(EXERCISE OBJECTIVE) In the entries below, find every line with the string "title" and copy it.

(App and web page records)
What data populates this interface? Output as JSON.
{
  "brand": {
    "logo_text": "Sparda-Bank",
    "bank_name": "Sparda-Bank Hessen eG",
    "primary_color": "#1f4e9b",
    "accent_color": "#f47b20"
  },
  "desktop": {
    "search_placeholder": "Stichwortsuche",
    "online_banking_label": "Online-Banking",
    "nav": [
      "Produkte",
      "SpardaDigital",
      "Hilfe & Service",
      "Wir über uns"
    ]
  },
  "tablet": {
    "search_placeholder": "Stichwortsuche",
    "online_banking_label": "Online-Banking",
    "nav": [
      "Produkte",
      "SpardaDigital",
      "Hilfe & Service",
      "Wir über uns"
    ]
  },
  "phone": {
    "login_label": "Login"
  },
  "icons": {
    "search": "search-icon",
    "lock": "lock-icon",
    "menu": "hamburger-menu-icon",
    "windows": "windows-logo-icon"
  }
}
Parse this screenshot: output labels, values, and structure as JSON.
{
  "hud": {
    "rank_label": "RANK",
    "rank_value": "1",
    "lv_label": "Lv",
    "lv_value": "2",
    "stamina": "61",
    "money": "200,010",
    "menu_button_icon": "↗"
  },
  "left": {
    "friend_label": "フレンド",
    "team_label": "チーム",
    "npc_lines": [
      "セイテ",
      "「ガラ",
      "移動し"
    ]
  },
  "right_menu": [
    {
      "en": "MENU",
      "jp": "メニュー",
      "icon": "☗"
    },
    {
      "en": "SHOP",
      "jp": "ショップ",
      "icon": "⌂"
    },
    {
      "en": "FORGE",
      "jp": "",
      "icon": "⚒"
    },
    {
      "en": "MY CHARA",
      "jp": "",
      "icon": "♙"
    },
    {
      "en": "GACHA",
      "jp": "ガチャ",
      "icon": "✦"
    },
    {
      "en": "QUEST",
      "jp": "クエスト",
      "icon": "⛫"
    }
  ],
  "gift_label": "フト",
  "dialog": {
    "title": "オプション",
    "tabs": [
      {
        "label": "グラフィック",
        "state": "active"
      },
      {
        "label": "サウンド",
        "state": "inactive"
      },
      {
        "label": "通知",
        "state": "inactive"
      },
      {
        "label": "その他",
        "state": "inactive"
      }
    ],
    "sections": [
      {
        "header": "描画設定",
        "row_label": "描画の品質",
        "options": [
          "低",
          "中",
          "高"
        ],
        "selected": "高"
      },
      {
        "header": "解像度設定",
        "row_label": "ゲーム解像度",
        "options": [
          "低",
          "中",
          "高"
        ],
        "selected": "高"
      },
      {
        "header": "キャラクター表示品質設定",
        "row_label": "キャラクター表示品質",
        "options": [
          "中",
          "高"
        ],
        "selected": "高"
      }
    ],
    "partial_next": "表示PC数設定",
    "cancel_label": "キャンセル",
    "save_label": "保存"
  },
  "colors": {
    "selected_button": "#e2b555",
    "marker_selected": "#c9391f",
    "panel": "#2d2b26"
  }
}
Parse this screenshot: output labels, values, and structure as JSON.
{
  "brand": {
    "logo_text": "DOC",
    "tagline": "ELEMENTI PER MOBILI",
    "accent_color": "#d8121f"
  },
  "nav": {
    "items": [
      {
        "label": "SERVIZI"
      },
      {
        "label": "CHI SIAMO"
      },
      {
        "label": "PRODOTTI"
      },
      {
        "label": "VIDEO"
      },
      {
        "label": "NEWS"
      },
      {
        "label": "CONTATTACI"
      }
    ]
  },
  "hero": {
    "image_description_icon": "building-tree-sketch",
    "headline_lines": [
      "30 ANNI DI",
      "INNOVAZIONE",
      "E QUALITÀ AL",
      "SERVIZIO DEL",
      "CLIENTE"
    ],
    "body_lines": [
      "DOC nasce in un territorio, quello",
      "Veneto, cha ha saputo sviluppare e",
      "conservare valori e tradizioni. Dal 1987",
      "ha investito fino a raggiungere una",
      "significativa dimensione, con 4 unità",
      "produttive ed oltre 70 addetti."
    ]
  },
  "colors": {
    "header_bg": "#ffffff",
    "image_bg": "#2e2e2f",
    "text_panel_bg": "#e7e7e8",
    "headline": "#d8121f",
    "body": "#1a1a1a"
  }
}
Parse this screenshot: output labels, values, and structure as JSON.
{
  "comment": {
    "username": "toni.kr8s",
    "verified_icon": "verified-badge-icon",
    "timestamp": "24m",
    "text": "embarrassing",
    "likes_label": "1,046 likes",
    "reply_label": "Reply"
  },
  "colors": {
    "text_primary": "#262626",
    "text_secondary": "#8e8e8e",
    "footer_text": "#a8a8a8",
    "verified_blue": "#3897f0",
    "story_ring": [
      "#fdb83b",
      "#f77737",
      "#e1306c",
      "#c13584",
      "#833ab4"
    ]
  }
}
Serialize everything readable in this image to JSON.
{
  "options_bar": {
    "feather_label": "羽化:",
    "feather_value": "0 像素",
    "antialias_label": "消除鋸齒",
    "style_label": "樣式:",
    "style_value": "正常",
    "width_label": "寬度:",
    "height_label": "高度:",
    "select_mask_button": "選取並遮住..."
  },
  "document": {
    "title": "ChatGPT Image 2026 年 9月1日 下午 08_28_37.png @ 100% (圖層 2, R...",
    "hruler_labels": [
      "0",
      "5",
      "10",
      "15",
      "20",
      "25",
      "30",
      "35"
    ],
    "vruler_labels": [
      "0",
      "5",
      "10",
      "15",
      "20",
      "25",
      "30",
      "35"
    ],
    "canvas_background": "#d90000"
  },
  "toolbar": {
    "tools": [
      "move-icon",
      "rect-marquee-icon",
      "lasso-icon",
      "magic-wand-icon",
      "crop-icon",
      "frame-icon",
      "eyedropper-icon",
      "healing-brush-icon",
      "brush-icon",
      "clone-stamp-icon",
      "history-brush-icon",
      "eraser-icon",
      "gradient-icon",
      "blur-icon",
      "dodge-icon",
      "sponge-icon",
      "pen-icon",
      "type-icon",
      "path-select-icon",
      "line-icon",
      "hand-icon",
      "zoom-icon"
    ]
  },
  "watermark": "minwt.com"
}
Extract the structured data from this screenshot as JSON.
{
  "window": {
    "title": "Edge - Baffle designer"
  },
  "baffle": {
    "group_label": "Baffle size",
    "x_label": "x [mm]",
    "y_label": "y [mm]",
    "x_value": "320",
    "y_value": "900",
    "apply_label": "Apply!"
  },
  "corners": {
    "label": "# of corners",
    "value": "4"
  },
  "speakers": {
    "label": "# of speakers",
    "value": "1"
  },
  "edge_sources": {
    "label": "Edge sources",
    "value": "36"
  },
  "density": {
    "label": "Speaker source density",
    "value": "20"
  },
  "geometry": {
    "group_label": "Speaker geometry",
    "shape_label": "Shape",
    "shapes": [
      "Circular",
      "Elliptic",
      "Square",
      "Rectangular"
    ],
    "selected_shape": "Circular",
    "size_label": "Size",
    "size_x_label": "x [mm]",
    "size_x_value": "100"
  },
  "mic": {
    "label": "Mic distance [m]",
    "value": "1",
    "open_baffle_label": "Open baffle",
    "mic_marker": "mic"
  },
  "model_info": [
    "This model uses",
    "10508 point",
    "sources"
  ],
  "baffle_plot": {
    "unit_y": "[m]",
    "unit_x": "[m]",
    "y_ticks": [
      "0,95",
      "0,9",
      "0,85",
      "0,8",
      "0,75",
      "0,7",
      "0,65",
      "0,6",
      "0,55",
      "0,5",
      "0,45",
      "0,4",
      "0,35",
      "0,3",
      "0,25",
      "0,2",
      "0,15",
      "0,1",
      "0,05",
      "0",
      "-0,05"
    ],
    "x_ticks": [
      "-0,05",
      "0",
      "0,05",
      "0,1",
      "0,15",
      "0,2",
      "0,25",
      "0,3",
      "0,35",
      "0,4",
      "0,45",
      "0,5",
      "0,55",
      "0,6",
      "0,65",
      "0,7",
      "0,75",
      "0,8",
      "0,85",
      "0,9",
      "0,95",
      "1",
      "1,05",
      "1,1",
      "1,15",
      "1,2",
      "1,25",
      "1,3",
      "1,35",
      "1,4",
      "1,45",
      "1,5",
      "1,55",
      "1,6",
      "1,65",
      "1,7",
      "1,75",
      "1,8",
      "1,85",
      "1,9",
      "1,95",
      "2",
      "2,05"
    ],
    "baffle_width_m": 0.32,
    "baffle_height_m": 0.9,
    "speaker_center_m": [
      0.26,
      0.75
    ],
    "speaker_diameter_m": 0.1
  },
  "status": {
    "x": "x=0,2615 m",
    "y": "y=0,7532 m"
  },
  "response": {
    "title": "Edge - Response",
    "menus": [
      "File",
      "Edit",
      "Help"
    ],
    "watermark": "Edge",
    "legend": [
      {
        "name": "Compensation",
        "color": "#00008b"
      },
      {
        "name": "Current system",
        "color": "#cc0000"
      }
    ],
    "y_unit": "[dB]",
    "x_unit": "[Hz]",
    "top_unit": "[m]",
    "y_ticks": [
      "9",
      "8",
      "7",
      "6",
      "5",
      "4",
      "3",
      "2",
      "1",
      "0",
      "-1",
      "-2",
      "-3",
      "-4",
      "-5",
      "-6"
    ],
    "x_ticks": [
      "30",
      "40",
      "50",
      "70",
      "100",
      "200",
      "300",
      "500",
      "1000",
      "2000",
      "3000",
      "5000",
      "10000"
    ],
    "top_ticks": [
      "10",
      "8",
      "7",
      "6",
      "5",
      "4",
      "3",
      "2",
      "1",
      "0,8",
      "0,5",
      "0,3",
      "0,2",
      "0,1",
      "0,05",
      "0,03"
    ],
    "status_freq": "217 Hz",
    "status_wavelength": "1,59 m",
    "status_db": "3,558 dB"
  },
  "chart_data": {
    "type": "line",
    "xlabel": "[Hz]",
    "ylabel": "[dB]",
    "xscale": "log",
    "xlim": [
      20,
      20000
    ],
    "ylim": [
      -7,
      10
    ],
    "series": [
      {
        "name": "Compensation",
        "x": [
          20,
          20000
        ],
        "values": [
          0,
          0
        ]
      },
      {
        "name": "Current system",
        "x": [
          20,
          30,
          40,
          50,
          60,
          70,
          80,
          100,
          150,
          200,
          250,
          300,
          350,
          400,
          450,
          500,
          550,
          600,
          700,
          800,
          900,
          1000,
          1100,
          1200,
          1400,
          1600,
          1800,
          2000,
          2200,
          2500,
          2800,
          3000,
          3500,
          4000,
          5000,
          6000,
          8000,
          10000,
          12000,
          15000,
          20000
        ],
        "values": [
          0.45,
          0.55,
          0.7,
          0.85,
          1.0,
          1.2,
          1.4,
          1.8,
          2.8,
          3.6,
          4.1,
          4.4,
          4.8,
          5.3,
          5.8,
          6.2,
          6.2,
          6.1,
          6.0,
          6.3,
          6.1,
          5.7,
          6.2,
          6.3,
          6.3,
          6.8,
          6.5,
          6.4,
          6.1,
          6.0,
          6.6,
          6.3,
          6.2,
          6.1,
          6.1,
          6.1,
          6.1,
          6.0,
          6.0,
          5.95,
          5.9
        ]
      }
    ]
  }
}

(WRITTEN RESPONSE)
    "title": "オプション",
    "title": "ChatGPT Image 2026 年 9月1日 下午 08_28_37.png @ 100% (圖層 2, R...",
    "title": "Edge - Baffle designer"
    "title": "Edge - Response",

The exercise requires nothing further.